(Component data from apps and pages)
╔══
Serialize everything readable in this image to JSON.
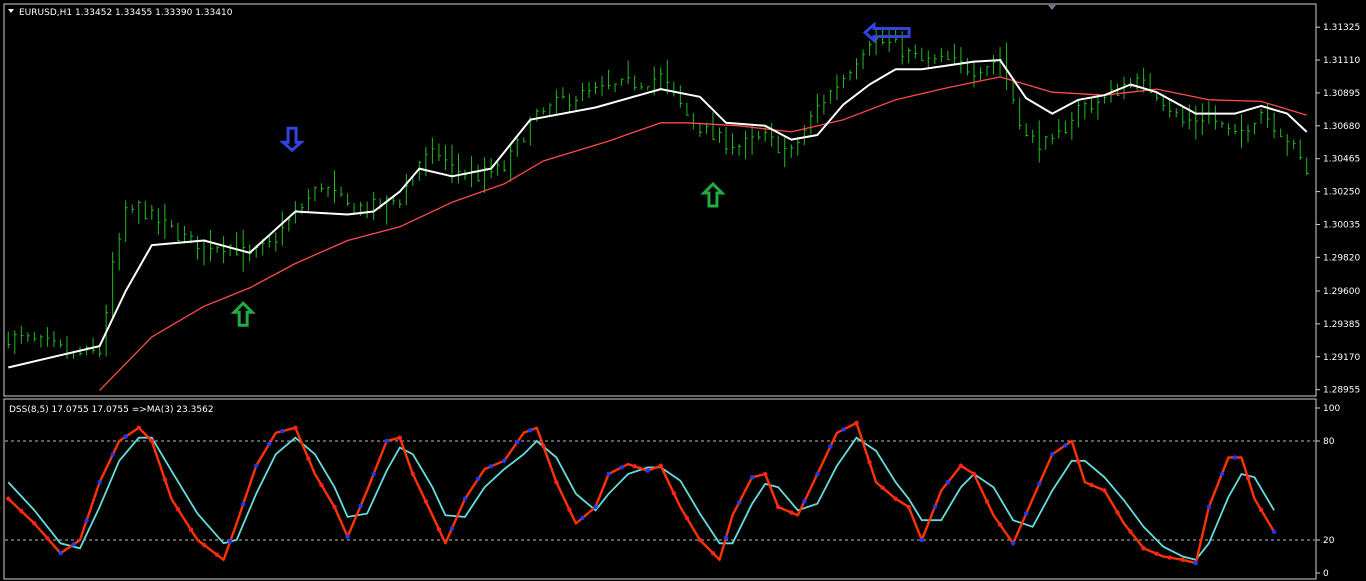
{
  "chart_data": [
    {
      "type": "line",
      "title": "EURUSD,H1  1.33452 1.33455 1.33390 1.33410",
      "symbol": "EURUSD,H1",
      "ohlc": [
        "1.33452",
        "1.33455",
        "1.33390",
        "1.33410"
      ],
      "bar_style": "HLC bars",
      "yticks": [
        "1.31325",
        "1.31110",
        "1.30895",
        "1.30680",
        "1.30465",
        "1.30250",
        "1.30035",
        "1.29820",
        "1.29600",
        "1.29385",
        "1.29170",
        "1.28955"
      ],
      "ylim": [
        1.2892,
        1.3147
      ],
      "x_count": 200,
      "series": [
        {
          "role": "price",
          "color": "#22bb22",
          "points": [
            [
              0,
              1.293
            ],
            [
              6,
              1.2925
            ],
            [
              10,
              1.2918
            ],
            [
              14,
              1.292
            ],
            [
              16,
              1.2975
            ],
            [
              18,
              1.301
            ],
            [
              20,
              1.3015
            ],
            [
              22,
              1.3008
            ],
            [
              28,
              1.2992
            ],
            [
              34,
              1.299
            ],
            [
              37,
              1.2982
            ],
            [
              40,
              1.299
            ],
            [
              44,
              1.301
            ],
            [
              48,
              1.303
            ],
            [
              52,
              1.3015
            ],
            [
              56,
              1.3015
            ],
            [
              60,
              1.302
            ],
            [
              63,
              1.3045
            ],
            [
              66,
              1.305
            ],
            [
              68,
              1.304
            ],
            [
              72,
              1.3035
            ],
            [
              76,
              1.304
            ],
            [
              80,
              1.307
            ],
            [
              85,
              1.3085
            ],
            [
              90,
              1.309
            ],
            [
              95,
              1.3095
            ],
            [
              100,
              1.31
            ],
            [
              104,
              1.3075
            ],
            [
              108,
              1.306
            ],
            [
              112,
              1.3055
            ],
            [
              116,
              1.306
            ],
            [
              120,
              1.305
            ],
            [
              124,
              1.308
            ],
            [
              128,
              1.31
            ],
            [
              132,
              1.3125
            ],
            [
              136,
              1.312
            ],
            [
              140,
              1.311
            ],
            [
              144,
              1.311
            ],
            [
              148,
              1.3105
            ],
            [
              152,
              1.3112
            ],
            [
              156,
              1.306
            ],
            [
              160,
              1.3055
            ],
            [
              164,
              1.308
            ],
            [
              168,
              1.3085
            ],
            [
              172,
              1.3098
            ],
            [
              176,
              1.309
            ],
            [
              180,
              1.307
            ],
            [
              184,
              1.3075
            ],
            [
              188,
              1.306
            ],
            [
              192,
              1.3078
            ],
            [
              196,
              1.306
            ],
            [
              199,
              1.3038
            ]
          ]
        },
        {
          "role": "fast MA",
          "color": "#ffffff",
          "points": [
            [
              0,
              1.291
            ],
            [
              8,
              1.2918
            ],
            [
              14,
              1.2924
            ],
            [
              18,
              1.296
            ],
            [
              22,
              1.299
            ],
            [
              30,
              1.2993
            ],
            [
              37,
              1.2985
            ],
            [
              44,
              1.3012
            ],
            [
              52,
              1.301
            ],
            [
              56,
              1.3012
            ],
            [
              60,
              1.3025
            ],
            [
              63,
              1.304
            ],
            [
              68,
              1.3035
            ],
            [
              74,
              1.304
            ],
            [
              80,
              1.3072
            ],
            [
              90,
              1.308
            ],
            [
              100,
              1.3092
            ],
            [
              106,
              1.3087
            ],
            [
              110,
              1.307
            ],
            [
              116,
              1.3068
            ],
            [
              120,
              1.3059
            ],
            [
              124,
              1.3062
            ],
            [
              128,
              1.3082
            ],
            [
              132,
              1.3095
            ],
            [
              136,
              1.3105
            ],
            [
              140,
              1.3105
            ],
            [
              148,
              1.311
            ],
            [
              152,
              1.3111
            ],
            [
              156,
              1.3086
            ],
            [
              160,
              1.3076
            ],
            [
              164,
              1.3085
            ],
            [
              168,
              1.3088
            ],
            [
              172,
              1.3095
            ],
            [
              176,
              1.309
            ],
            [
              182,
              1.3076
            ],
            [
              188,
              1.3076
            ],
            [
              192,
              1.3081
            ],
            [
              196,
              1.3076
            ],
            [
              199,
              1.3064
            ]
          ]
        },
        {
          "role": "slow MA",
          "color": "#ff4a4a",
          "points": [
            [
              14,
              1.2895
            ],
            [
              22,
              1.293
            ],
            [
              30,
              1.295
            ],
            [
              37,
              1.2962
            ],
            [
              44,
              1.2978
            ],
            [
              52,
              1.2993
            ],
            [
              60,
              1.3002
            ],
            [
              68,
              1.3018
            ],
            [
              76,
              1.303
            ],
            [
              82,
              1.3045
            ],
            [
              92,
              1.3058
            ],
            [
              100,
              1.307
            ],
            [
              104,
              1.307
            ],
            [
              112,
              1.3068
            ],
            [
              120,
              1.3064
            ],
            [
              128,
              1.3072
            ],
            [
              136,
              1.3085
            ],
            [
              144,
              1.3093
            ],
            [
              152,
              1.31
            ],
            [
              160,
              1.309
            ],
            [
              168,
              1.3088
            ],
            [
              176,
              1.3092
            ],
            [
              184,
              1.3085
            ],
            [
              192,
              1.3084
            ],
            [
              199,
              1.3075
            ]
          ]
        }
      ],
      "annotations": [
        {
          "shape": "arrow-down",
          "color": "#3344dd",
          "x": 43.5,
          "y": 1.3052
        },
        {
          "shape": "arrow-up",
          "color": "#22aa44",
          "x": 36,
          "y": 1.2952
        },
        {
          "shape": "arrow-up",
          "color": "#22aa44",
          "x": 108,
          "y": 1.303
        },
        {
          "shape": "arrow-left",
          "color": "#3344dd",
          "x": 133,
          "y": 1.3129
        }
      ]
    },
    {
      "type": "line",
      "title": "DSS(8,5) 17.0755 17.0755  =>MA(3) 23.3562",
      "yticks": [
        "100",
        "80",
        "20",
        "0"
      ],
      "ylim": [
        0,
        100
      ],
      "levels": [
        80,
        20
      ],
      "x_count": 200,
      "series": [
        {
          "role": "DSS",
          "color": "#ff3300",
          "dot_up": "#1a3cff",
          "dot_down": "#ff2222",
          "points": [
            [
              0,
              45
            ],
            [
              4,
              30
            ],
            [
              8,
              12
            ],
            [
              11,
              20
            ],
            [
              14,
              55
            ],
            [
              17,
              80
            ],
            [
              20,
              88
            ],
            [
              22,
              80
            ],
            [
              25,
              45
            ],
            [
              29,
              20
            ],
            [
              33,
              8
            ],
            [
              35,
              30
            ],
            [
              38,
              65
            ],
            [
              41,
              85
            ],
            [
              44,
              88
            ],
            [
              47,
              60
            ],
            [
              50,
              40
            ],
            [
              52,
              22
            ],
            [
              55,
              50
            ],
            [
              58,
              80
            ],
            [
              60,
              82
            ],
            [
              62,
              60
            ],
            [
              65,
              35
            ],
            [
              67,
              18
            ],
            [
              70,
              45
            ],
            [
              73,
              63
            ],
            [
              76,
              68
            ],
            [
              79,
              85
            ],
            [
              81,
              88
            ],
            [
              84,
              55
            ],
            [
              87,
              30
            ],
            [
              90,
              40
            ],
            [
              92,
              60
            ],
            [
              95,
              66
            ],
            [
              98,
              62
            ],
            [
              100,
              65
            ],
            [
              103,
              40
            ],
            [
              106,
              20
            ],
            [
              109,
              8
            ],
            [
              111,
              35
            ],
            [
              114,
              58
            ],
            [
              116,
              60
            ],
            [
              118,
              40
            ],
            [
              121,
              35
            ],
            [
              124,
              60
            ],
            [
              127,
              85
            ],
            [
              130,
              91
            ],
            [
              133,
              55
            ],
            [
              136,
              45
            ],
            [
              138,
              40
            ],
            [
              140,
              20
            ],
            [
              143,
              50
            ],
            [
              146,
              65
            ],
            [
              148,
              60
            ],
            [
              151,
              35
            ],
            [
              154,
              18
            ],
            [
              157,
              45
            ],
            [
              160,
              72
            ],
            [
              163,
              80
            ],
            [
              165,
              55
            ],
            [
              168,
              50
            ],
            [
              171,
              30
            ],
            [
              174,
              15
            ],
            [
              177,
              10
            ],
            [
              180,
              8
            ],
            [
              182,
              6
            ],
            [
              184,
              40
            ],
            [
              187,
              70
            ],
            [
              189,
              70
            ],
            [
              191,
              45
            ],
            [
              194,
              25
            ]
          ]
        },
        {
          "role": "MA(3)",
          "color": "#66dddd",
          "points": [
            [
              0,
              55
            ],
            [
              4,
              38
            ],
            [
              8,
              18
            ],
            [
              11,
              15
            ],
            [
              14,
              40
            ],
            [
              17,
              68
            ],
            [
              20,
              82
            ],
            [
              22,
              82
            ],
            [
              25,
              62
            ],
            [
              29,
              36
            ],
            [
              33,
              18
            ],
            [
              35,
              20
            ],
            [
              38,
              48
            ],
            [
              41,
              72
            ],
            [
              44,
              82
            ],
            [
              47,
              72
            ],
            [
              50,
              52
            ],
            [
              52,
              34
            ],
            [
              55,
              36
            ],
            [
              58,
              62
            ],
            [
              60,
              76
            ],
            [
              62,
              72
            ],
            [
              65,
              52
            ],
            [
              67,
              35
            ],
            [
              70,
              34
            ],
            [
              73,
              52
            ],
            [
              76,
              63
            ],
            [
              79,
              72
            ],
            [
              81,
              80
            ],
            [
              84,
              70
            ],
            [
              87,
              48
            ],
            [
              90,
              38
            ],
            [
              92,
              48
            ],
            [
              95,
              60
            ],
            [
              98,
              64
            ],
            [
              100,
              64
            ],
            [
              103,
              56
            ],
            [
              106,
              36
            ],
            [
              109,
              18
            ],
            [
              111,
              18
            ],
            [
              114,
              42
            ],
            [
              116,
              54
            ],
            [
              118,
              52
            ],
            [
              121,
              38
            ],
            [
              124,
              42
            ],
            [
              127,
              65
            ],
            [
              130,
              82
            ],
            [
              133,
              74
            ],
            [
              136,
              55
            ],
            [
              138,
              45
            ],
            [
              140,
              32
            ],
            [
              143,
              32
            ],
            [
              146,
              52
            ],
            [
              148,
              60
            ],
            [
              151,
              52
            ],
            [
              154,
              32
            ],
            [
              157,
              28
            ],
            [
              160,
              50
            ],
            [
              163,
              68
            ],
            [
              165,
              68
            ],
            [
              168,
              58
            ],
            [
              171,
              44
            ],
            [
              174,
              28
            ],
            [
              177,
              16
            ],
            [
              180,
              10
            ],
            [
              182,
              8
            ],
            [
              184,
              18
            ],
            [
              187,
              46
            ],
            [
              189,
              60
            ],
            [
              191,
              58
            ],
            [
              194,
              38
            ]
          ]
        }
      ]
    }
  ]
}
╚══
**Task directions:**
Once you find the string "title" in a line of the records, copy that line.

**Answer box:**
      "title": "EURUSD,H1  1.33452 1.33455 1.33390 1.33410",
      "title": "DSS(8,5) 17.0755 17.0755  =>MA(3) 23.3562",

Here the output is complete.